Under pressure, Hyundai Motor heir pulls the plug, pursues plan B. Two months after proposing a grand reform plan on its corporate governance, Hyundai Motor Group, the nation’s second-largest chaebol, came with yet another unexpected choice Monday, ditching the plan it previously hailed as a pathway to modernize the 50-year-old conglomerate.
And its crown prince, the chairman’s only son, vowed that he would come back with “an improved” version. What the company need now is “the speedy and drastic reform and change,” the automaker’s Vice Chairman Chung Eui-sun stressed.
“Without securing sufficient trust and support from shareholders and the market, no one can efficiently drive any restructuring plan,” said Chung in a written statement released Monday afternoon.
“Turning over a new leaf, Hyundai Motor Group will improve its business competitiveness and its governance structure by gathering ideas and evaluations suggested on the company’s reform plan.”
The decision appears to have been made immediately after his trip to New York.
The 48-year-old tycoon was in New York last week, reportedly meeting investors to convince them before holding a shareholders’ meeting on May 29.
Throwing away the plan that may have taken years to prepare would have taken painstaking pluck, not to mention how it is unusual for a listed company to suddenly cancel a shareholders‘ meeting, experts say.
“I think Vice Chairman Chung Eui-sun has made a very brave and rational decision,” said Bruce Lee, founder and CEO of Zebra Investment.
“He may have learned about the hostile market sentiment over the reform plan by meeting investors in New York and knew that he won’t get the support he wanted from the National Pension Service,” he said.
Now back at square one, Hyundai and its heir are preparing a plan B as the group faces wider attention and heavier burden to come up with a legitimate reform drive that satisfies investors, while also having to smooth out the leadership succession process.
“He may start with expanding shareholder-friendly policies and even revise the merger ratio,” Lee of Zebra said.
While Chung could review adopting the holding company structure, he may not do so in the method suggested by Elliott, which has demanded Hyundai Motor Company merge with Hyundai Mobis to become a holding company, while splitting with financial affiliates to sidestep regulations banning manufacturing firms from owning financial affiliates.
Adopting a holding company structure is an easy way for Hyundai, but it would cost a lot of money and time for the heir, according to experts.
“To go with a holding company structure, Hyundai must ditch a financial entity.

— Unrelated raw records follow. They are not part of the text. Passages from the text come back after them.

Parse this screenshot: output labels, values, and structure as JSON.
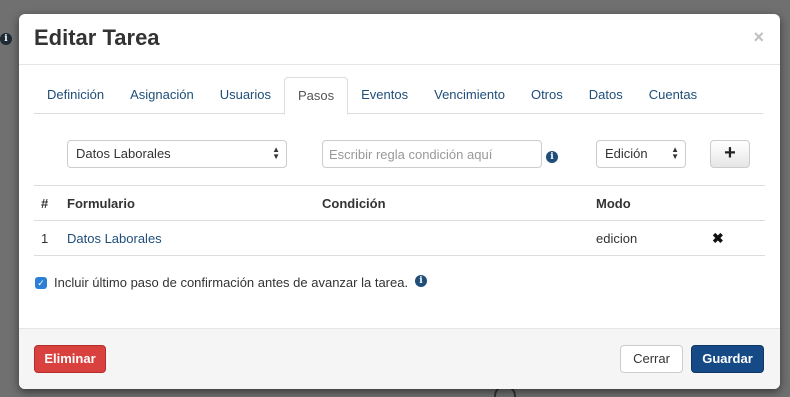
{
  "modal": {
    "title": "Editar Tarea",
    "close_symbol": "×"
  },
  "tabs": [
    {
      "label": "Definición",
      "active": false
    },
    {
      "label": "Asignación",
      "active": false
    },
    {
      "label": "Usuarios",
      "active": false
    },
    {
      "label": "Pasos",
      "active": true
    },
    {
      "label": "Eventos",
      "active": false
    },
    {
      "label": "Vencimiento",
      "active": false
    },
    {
      "label": "Otros",
      "active": false
    },
    {
      "label": "Datos",
      "active": false
    },
    {
      "label": "Cuentas",
      "active": false
    }
  ],
  "controls": {
    "form_select_value": "Datos Laborales",
    "condition_placeholder": "Escribir regla condición aquí",
    "mode_select_value": "Edición",
    "add_symbol": "+",
    "info_symbol": "i"
  },
  "table": {
    "headers": {
      "num": "#",
      "form": "Formulario",
      "condition": "Condición",
      "mode": "Modo"
    },
    "rows": [
      {
        "num": "1",
        "form": "Datos Laborales",
        "condition": "",
        "mode": "edicion",
        "delete_symbol": "✖"
      }
    ]
  },
  "checkbox": {
    "label": "Incluir último paso de confirmación antes de avanzar la tarea.",
    "checked": true,
    "check_symbol": "✓"
  },
  "footer": {
    "delete_label": "Eliminar",
    "close_label": "Cerrar",
    "save_label": "Guardar"
  },
  "colors": {
    "primary": "#164a86",
    "danger": "#d9413f",
    "link": "#1f4e79"
  }
}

And to secure his leadership in the group, Chung may have to find massive capital source as the value of his shares in Hyundai Glovis won’t go up if not merging with any other lucrative businesses from Mobis,” said Park Ju-gun, CEO of CEO Score, a local corporate tracker. Chung holds 23.2 percent in Hyundai Glovis, a logistics arm of the carmaker.
Hyundai previously proposed to spin off after sales and module units from Mobis, an auto parts maker, and merge them with Glovis.

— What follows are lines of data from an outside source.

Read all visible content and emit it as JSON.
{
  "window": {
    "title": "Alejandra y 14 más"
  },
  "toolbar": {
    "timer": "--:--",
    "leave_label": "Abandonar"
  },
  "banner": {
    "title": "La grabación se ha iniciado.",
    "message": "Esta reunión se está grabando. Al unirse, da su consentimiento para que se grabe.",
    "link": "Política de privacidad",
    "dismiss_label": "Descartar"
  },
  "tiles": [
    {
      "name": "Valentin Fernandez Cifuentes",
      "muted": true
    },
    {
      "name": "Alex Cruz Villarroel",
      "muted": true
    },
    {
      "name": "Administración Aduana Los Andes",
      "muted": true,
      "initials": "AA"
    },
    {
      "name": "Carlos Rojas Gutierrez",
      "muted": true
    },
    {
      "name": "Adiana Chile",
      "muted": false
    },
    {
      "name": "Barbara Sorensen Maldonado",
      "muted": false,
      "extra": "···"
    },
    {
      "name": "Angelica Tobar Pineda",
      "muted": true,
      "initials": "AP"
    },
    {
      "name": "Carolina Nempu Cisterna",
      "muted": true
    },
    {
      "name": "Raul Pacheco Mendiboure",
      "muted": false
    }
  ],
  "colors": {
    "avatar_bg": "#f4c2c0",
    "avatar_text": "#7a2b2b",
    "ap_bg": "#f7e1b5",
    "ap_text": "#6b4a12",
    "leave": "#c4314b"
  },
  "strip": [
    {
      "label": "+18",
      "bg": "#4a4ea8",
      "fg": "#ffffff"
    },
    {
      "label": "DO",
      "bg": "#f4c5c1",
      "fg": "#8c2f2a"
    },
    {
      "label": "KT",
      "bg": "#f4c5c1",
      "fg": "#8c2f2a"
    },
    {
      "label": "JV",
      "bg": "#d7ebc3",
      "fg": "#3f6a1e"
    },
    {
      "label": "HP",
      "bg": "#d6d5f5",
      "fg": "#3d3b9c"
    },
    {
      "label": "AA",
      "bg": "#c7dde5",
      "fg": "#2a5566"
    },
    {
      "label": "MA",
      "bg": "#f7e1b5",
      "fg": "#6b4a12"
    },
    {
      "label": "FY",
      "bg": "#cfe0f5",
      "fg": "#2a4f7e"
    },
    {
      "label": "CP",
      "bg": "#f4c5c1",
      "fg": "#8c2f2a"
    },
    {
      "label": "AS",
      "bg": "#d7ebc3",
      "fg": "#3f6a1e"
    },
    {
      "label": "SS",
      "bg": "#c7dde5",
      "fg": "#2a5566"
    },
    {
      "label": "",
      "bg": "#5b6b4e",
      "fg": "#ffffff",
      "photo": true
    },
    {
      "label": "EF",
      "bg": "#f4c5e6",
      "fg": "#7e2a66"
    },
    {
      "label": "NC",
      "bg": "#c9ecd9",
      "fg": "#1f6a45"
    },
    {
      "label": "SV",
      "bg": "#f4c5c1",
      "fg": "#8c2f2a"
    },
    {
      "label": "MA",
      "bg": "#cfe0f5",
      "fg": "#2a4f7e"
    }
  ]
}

Elliott and proxy advisers including Glass Lewis, Institutional Shareholder Services, and Korea Corporate Governance Service, voiced opposition that such a plan would benefit the interest of the owner family, not the shareholders.
Under time pressure, Hyundai could slightly revise the swap ratio, a not-so-favorable choice for Chung.

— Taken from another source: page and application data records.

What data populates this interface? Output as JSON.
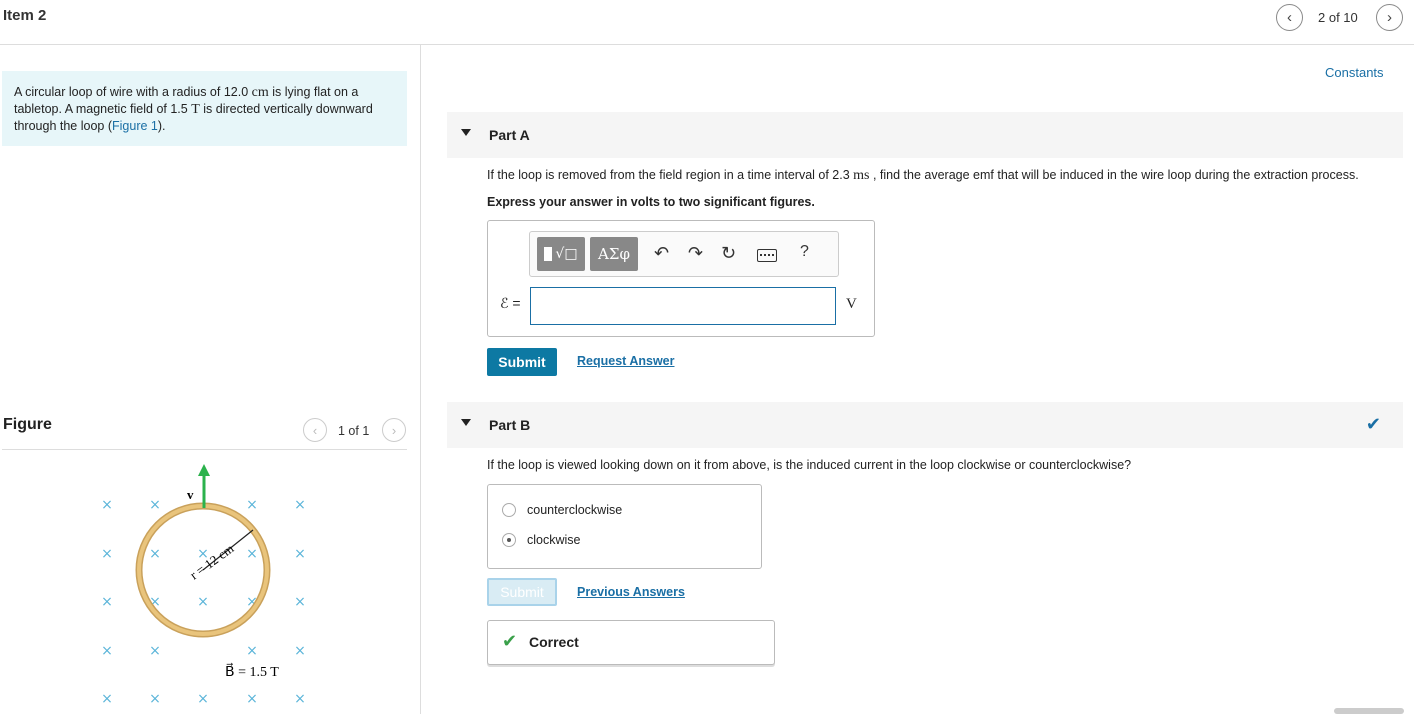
{
  "header": {
    "item_title": "Item 2",
    "prev_icon": "chevron-left-icon",
    "next_icon": "chevron-right-icon",
    "item_count": "2 of 10"
  },
  "problem": {
    "text_1": "A circular loop of wire with a radius of 12.0 ",
    "unit_cm": "cm",
    "text_2": " is lying flat on a tabletop. A magnetic field of 1.5 ",
    "unit_T": "T",
    "text_3": " is directed vertically downward through the loop (",
    "figure_link": "Figure 1",
    "text_4": ")."
  },
  "figure": {
    "title": "Figure",
    "count": "1 of 1",
    "radius_label": "r = 12 cm",
    "v_label": "v⃗",
    "b_label": "B⃗ = 1.5 T",
    "loop_color": "#e2b56a",
    "arrow_color": "#2bb24c",
    "cross_color": "#5bb5d9"
  },
  "constants_link": "Constants",
  "part_a": {
    "label": "Part A",
    "question_1": "If the loop is removed from the field region in a time interval of 2.3 ",
    "question_unit": "ms",
    "question_2": " , find the average emf that will be induced in the wire loop during the extraction process.",
    "instruction": "Express your answer in volts to two significant figures.",
    "toolbar": {
      "templates_icon": "templates-icon",
      "greek": "ΑΣφ",
      "undo_icon": "undo-icon",
      "redo_icon": "redo-icon",
      "reset_icon": "reset-icon",
      "keyboard_icon": "keyboard-icon",
      "help": "?"
    },
    "eq_label": "ℰ =",
    "answer_value": "",
    "unit": "V",
    "submit": "Submit",
    "request_answer": "Request Answer"
  },
  "part_b": {
    "label": "Part B",
    "status_icon": "checkmark-icon",
    "question": "If the loop is viewed looking down on it from above, is the induced current in the loop clockwise or counterclockwise?",
    "options": [
      {
        "label": "counterclockwise",
        "selected": false
      },
      {
        "label": "clockwise",
        "selected": true
      }
    ],
    "submit": "Submit",
    "previous_answers": "Previous Answers",
    "feedback": "Correct",
    "feedback_color": "#3aa04a"
  }
}
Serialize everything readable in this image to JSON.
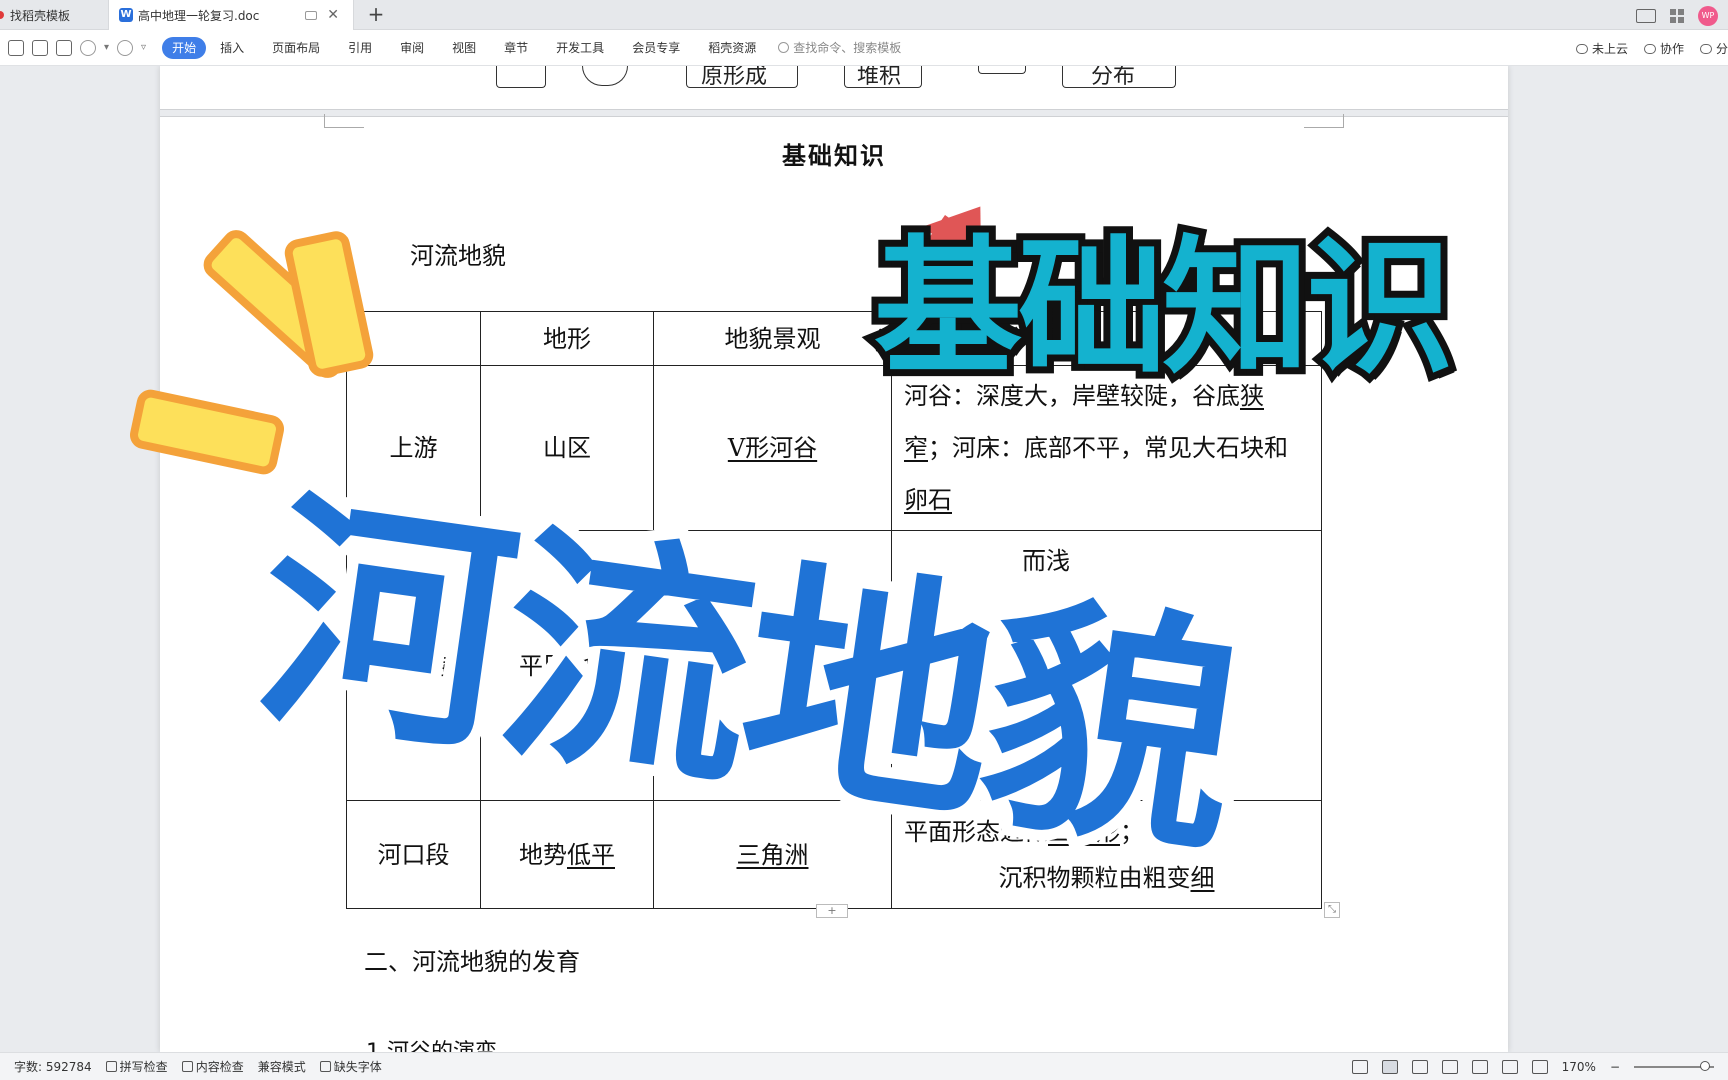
{
  "tabs": [
    {
      "label": "找稻壳模板"
    },
    {
      "label": "高中地理一轮复习.doc"
    }
  ],
  "avatar_text": "WP",
  "ribbon": {
    "menus": [
      "开始",
      "插入",
      "页面布局",
      "引用",
      "审阅",
      "视图",
      "章节",
      "开发工具",
      "会员专享",
      "稻壳资源"
    ],
    "search_placeholder": "查找命令、搜索模板",
    "right": [
      "未上云",
      "协作",
      "分"
    ]
  },
  "prev_page_fragments": [
    "原形成",
    "堆积",
    "分布"
  ],
  "document": {
    "heading": "基础知识",
    "section1": "河流地貌",
    "table": {
      "headers": [
        "",
        "地形",
        "地貌景观",
        ""
      ],
      "rows": [
        {
          "segment": "上游",
          "terrain": "山区",
          "landscape": "V形河谷",
          "feature_parts": [
            "河谷：深度大，岸壁较陡，谷底",
            "狭窄",
            "；河床：底部不平，常见大石块和",
            "卵石"
          ]
        },
        {
          "segment": "中下游",
          "terrain": "平原地区",
          "landscape": "",
          "feature_parts": [
            "",
            "",
            "而浅",
            ""
          ]
        },
        {
          "segment": "河口段",
          "terrain_parts": [
            "地势",
            "低平"
          ],
          "landscape": "三角洲",
          "feature_parts": [
            "平面形态近似",
            "三角形",
            "；",
            "沉积物颗粒由粗变",
            "细"
          ]
        }
      ]
    },
    "section2": "二、河流地貌的发育",
    "section3": "1.河谷的演变"
  },
  "overlay": {
    "keyword": "基础知识",
    "title": "河流地貌"
  },
  "statusbar": {
    "word_count": "字数: 592784",
    "spell": "拼写检查",
    "content": "内容检查",
    "compat": "兼容模式",
    "missing_font": "缺失字体",
    "zoom": "170%"
  },
  "colors": {
    "accent": "#3f7ee8",
    "keyword_fill": "#14b2cf",
    "title_fill": "#1f73d6",
    "burst_fill": "#fde05a",
    "burst_outline": "#f4a23a",
    "cursor": "#e05656"
  }
}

“But uncertainty remains as Hyundai might not know how much would satisfy the market’s expectation,” Park said. Under pressure, Hyundai Motor heir pulls the plug, pursues plan B (Cho Chung-un, The Korea Herald/Asia News Network, This article appeared on The Korea Herald newspaper website, which is a member of Asia News Network and a media partner of The Jakarta Post)